TO DO.
Omit all pictures and give the records below again exactly as written.

--- RECORDS TO PROCESS Enclosed Below ---

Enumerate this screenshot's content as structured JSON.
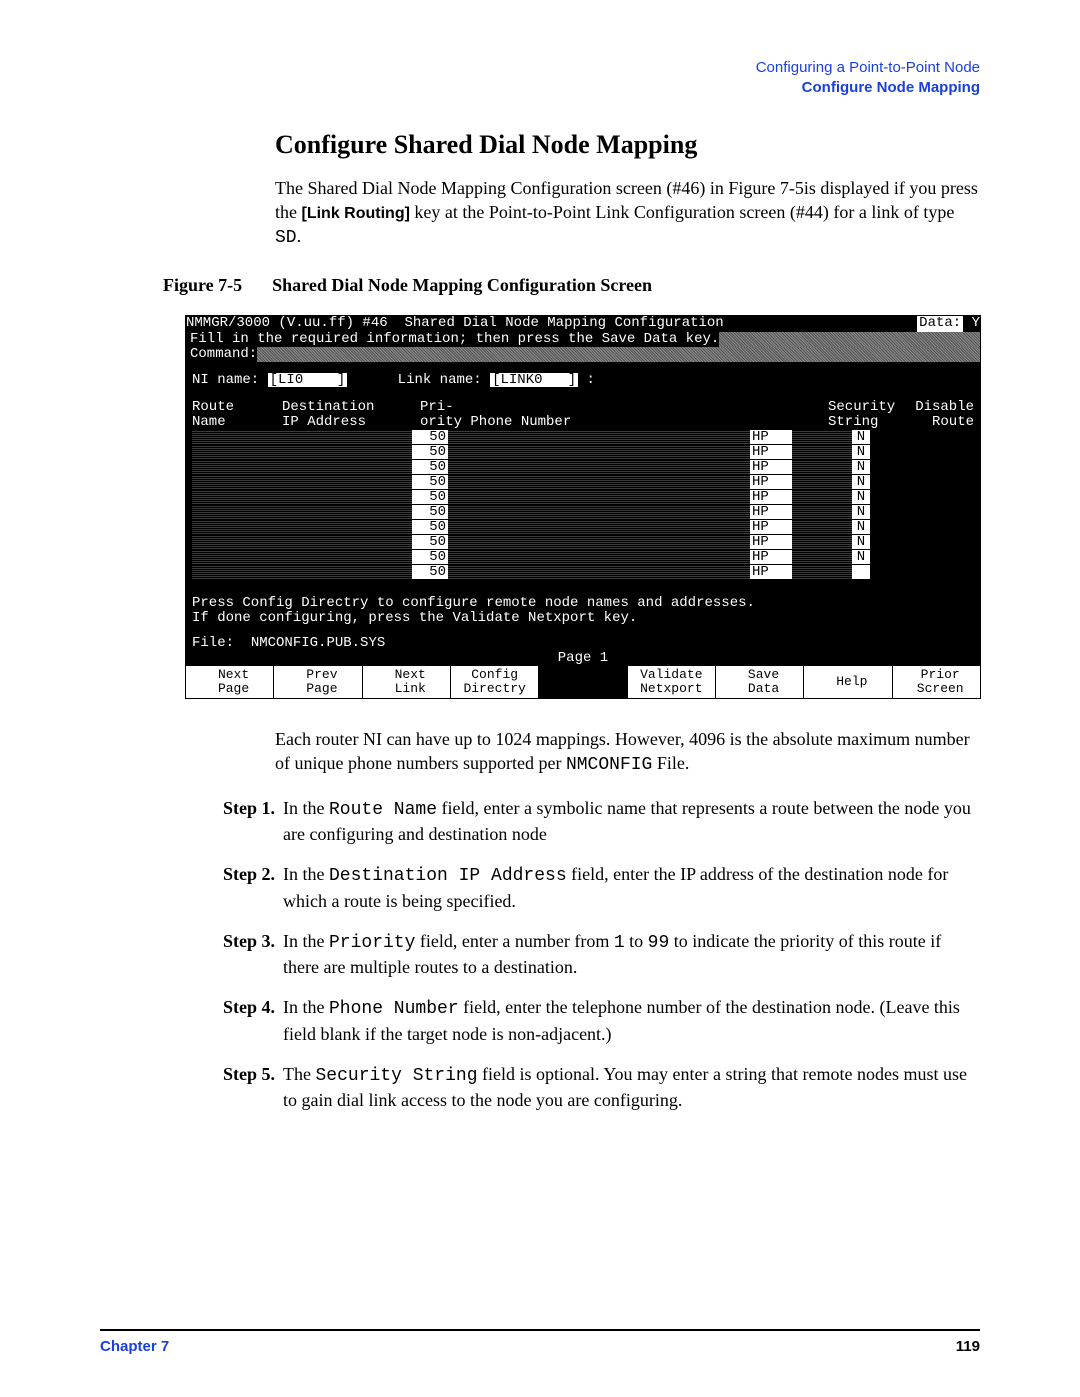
{
  "header": {
    "line1": "Configuring a Point-to-Point Node",
    "line2": "Configure Node Mapping"
  },
  "title": "Configure Shared Dial Node Mapping",
  "intro": {
    "pre_link": "The Shared Dial Node Mapping Configuration screen (#46) in Figure 7-5is displayed if you press the ",
    "link_routing": "[Link Routing]",
    "post_link": " key at the Point-to-Point Link Configuration screen (#44) for a link of type ",
    "sd_code": "SD",
    "period": "."
  },
  "figure": {
    "label": "Figure 7-5",
    "title": "Shared Dial Node Mapping Configuration Screen"
  },
  "terminal": {
    "title_left": "NMMGR/3000 (V.uu.ff) #46",
    "title_mid": "  Shared Dial Node Mapping Configuration",
    "data_label": "Data:",
    "data_val": " Y",
    "fill_line": "Fill in the required information; then press the Save Data key.",
    "command_label": "Command:",
    "ni_label": "NI name:",
    "ni_value": "[LI0    ]",
    "link_label": "Link name:",
    "link_value": "[LINK0   ]",
    "colon_after": " :",
    "col_headers": {
      "route": "Route",
      "name": "Name",
      "dest": "Destination",
      "ip": "IP Address",
      "pri": "Pri-",
      "ority": "ority",
      "phone": "Phone Number",
      "security": "Security",
      "string": "String",
      "disable": "Disable",
      "route2": "Route"
    },
    "rows": [
      {
        "pri": "50",
        "sec": "HP",
        "dis": "N"
      },
      {
        "pri": "50",
        "sec": "HP",
        "dis": "N"
      },
      {
        "pri": "50",
        "sec": "HP",
        "dis": "N"
      },
      {
        "pri": "50",
        "sec": "HP",
        "dis": "N"
      },
      {
        "pri": "50",
        "sec": "HP",
        "dis": "N"
      },
      {
        "pri": "50",
        "sec": "HP",
        "dis": "N"
      },
      {
        "pri": "50",
        "sec": "HP",
        "dis": "N"
      },
      {
        "pri": "50",
        "sec": "HP",
        "dis": "N"
      },
      {
        "pri": "50",
        "sec": "HP",
        "dis": "N"
      },
      {
        "pri": "50",
        "sec": "HP",
        "dis": ""
      }
    ],
    "hint1": "Press Config Directry to configure remote node names and addresses.",
    "hint2": "If done configuring, press the Validate Netxport key.",
    "file_label": "File:",
    "file_value": "NMCONFIG.PUB.SYS",
    "page_label": "Page 1",
    "softkeys": [
      {
        "l1": " Next",
        "l2": " Page"
      },
      {
        "l1": " Prev",
        "l2": " Page"
      },
      {
        "l1": " Next",
        "l2": " Link"
      },
      {
        "l1": "Config",
        "l2": "Directry"
      },
      {
        "l1": "",
        "l2": "",
        "blank": true
      },
      {
        "l1": "Validate",
        "l2": "Netxport"
      },
      {
        "l1": " Save",
        "l2": " Data"
      },
      {
        "l1": " Help",
        "l2": ""
      },
      {
        "l1": " Prior",
        "l2": " Screen"
      }
    ]
  },
  "after_fig": {
    "para_pre": "Each router NI can have up to 1024 mappings. However, 4096 is the absolute maximum number of unique phone numbers supported per ",
    "nmconfig": "NMCONFIG",
    "para_post": " File."
  },
  "steps": [
    {
      "label": "Step 1.",
      "pre": "In the ",
      "code": "Route Name",
      "post": " field, enter a symbolic name that represents a route between the node you are configuring and destination node"
    },
    {
      "label": "Step 2.",
      "pre": "In the ",
      "code": "Destination IP Address",
      "post": " field, enter the IP address of the destination node for which a route is being specified."
    },
    {
      "label": "Step 3.",
      "pre": "In the ",
      "code": "Priority",
      "mid1": " field, enter a number from ",
      "code2": "1",
      "mid2": " to ",
      "code3": "99",
      "post": " to indicate the priority of this route if there are multiple routes to a destination."
    },
    {
      "label": "Step 4.",
      "pre": "In the ",
      "code": "Phone Number",
      "post": " field, enter the telephone number of the destination node. (Leave this field blank if the target node is non-adjacent.)"
    },
    {
      "label": "Step 5.",
      "pre": "The ",
      "code": "Security String",
      "post": " field is optional. You may enter a string that remote nodes must use to gain dial link access to the node you are configuring."
    }
  ],
  "footer": {
    "chapter": "Chapter 7",
    "page": "119"
  }
}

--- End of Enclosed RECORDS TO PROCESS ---

EXERCISE OUTPUT.
Enumerate this screenshot's content as structured JSON.
{
  "header": {
    "line1": "Configuring a Point-to-Point Node",
    "line2": "Configure Node Mapping"
  },
  "title": "Configure Shared Dial Node Mapping",
  "intro": {
    "pre_link": "The Shared Dial Node Mapping Configuration screen (#46) in Figure 7-5is displayed if you press the ",
    "link_routing": "[Link Routing]",
    "post_link": " key at the Point-to-Point Link Configuration screen (#44) for a link of type ",
    "sd_code": "SD",
    "period": "."
  },
  "figure": {
    "label": "Figure 7-5",
    "title": "Shared Dial Node Mapping Configuration Screen"
  },
  "terminal": {
    "title_left": "NMMGR/3000 (V.uu.ff) #46",
    "title_mid": "  Shared Dial Node Mapping Configuration",
    "data_label": "Data:",
    "data_val": " Y",
    "fill_line": "Fill in the required information; then press the Save Data key.",
    "command_label": "Command:",
    "ni_label": "NI name:",
    "ni_value": "[LI0    ]",
    "link_label": "Link name:",
    "link_value": "[LINK0   ]",
    "colon_after": " :",
    "col_headers": {
      "route": "Route",
      "name": "Name",
      "dest": "Destination",
      "ip": "IP Address",
      "pri": "Pri-",
      "ority": "ority",
      "phone": "Phone Number",
      "security": "Security",
      "string": "String",
      "disable": "Disable",
      "route2": "Route"
    },
    "rows": [
      {
        "pri": "50",
        "sec": "HP",
        "dis": "N"
      },
      {
        "pri": "50",
        "sec": "HP",
        "dis": "N"
      },
      {
        "pri": "50",
        "sec": "HP",
        "dis": "N"
      },
      {
        "pri": "50",
        "sec": "HP",
        "dis": "N"
      },
      {
        "pri": "50",
        "sec": "HP",
        "dis": "N"
      },
      {
        "pri": "50",
        "sec": "HP",
        "dis": "N"
      },
      {
        "pri": "50",
        "sec": "HP",
        "dis": "N"
      },
      {
        "pri": "50",
        "sec": "HP",
        "dis": "N"
      },
      {
        "pri": "50",
        "sec": "HP",
        "dis": "N"
      },
      {
        "pri": "50",
        "sec": "HP",
        "dis": ""
      }
    ],
    "hint1": "Press Config Directry to configure remote node names and addresses.",
    "hint2": "If done configuring, press the Validate Netxport key.",
    "file_label": "File:",
    "file_value": "NMCONFIG.PUB.SYS",
    "page_label": "Page 1",
    "softkeys": [
      {
        "l1": " Next",
        "l2": " Page"
      },
      {
        "l1": " Prev",
        "l2": " Page"
      },
      {
        "l1": " Next",
        "l2": " Link"
      },
      {
        "l1": "Config",
        "l2": "Directry"
      },
      {
        "l1": "",
        "l2": "",
        "blank": true
      },
      {
        "l1": "Validate",
        "l2": "Netxport"
      },
      {
        "l1": " Save",
        "l2": " Data"
      },
      {
        "l1": " Help",
        "l2": ""
      },
      {
        "l1": " Prior",
        "l2": " Screen"
      }
    ]
  },
  "after_fig": {
    "para_pre": "Each router NI can have up to 1024 mappings. However, 4096 is the absolute maximum number of unique phone numbers supported per ",
    "nmconfig": "NMCONFIG",
    "para_post": " File."
  },
  "steps": [
    {
      "label": "Step 1.",
      "pre": "In the ",
      "code": "Route Name",
      "post": " field, enter a symbolic name that represents a route between the node you are configuring and destination node"
    },
    {
      "label": "Step 2.",
      "pre": "In the ",
      "code": "Destination IP Address",
      "post": " field, enter the IP address of the destination node for which a route is being specified."
    },
    {
      "label": "Step 3.",
      "pre": "In the ",
      "code": "Priority",
      "mid1": " field, enter a number from ",
      "code2": "1",
      "mid2": " to ",
      "code3": "99",
      "post": " to indicate the priority of this route if there are multiple routes to a destination."
    },
    {
      "label": "Step 4.",
      "pre": "In the ",
      "code": "Phone Number",
      "post": " field, enter the telephone number of the destination node. (Leave this field blank if the target node is non-adjacent.)"
    },
    {
      "label": "Step 5.",
      "pre": "The ",
      "code": "Security String",
      "post": " field is optional. You may enter a string that remote nodes must use to gain dial link access to the node you are configuring."
    }
  ],
  "footer": {
    "chapter": "Chapter 7",
    "page": "119"
  }
}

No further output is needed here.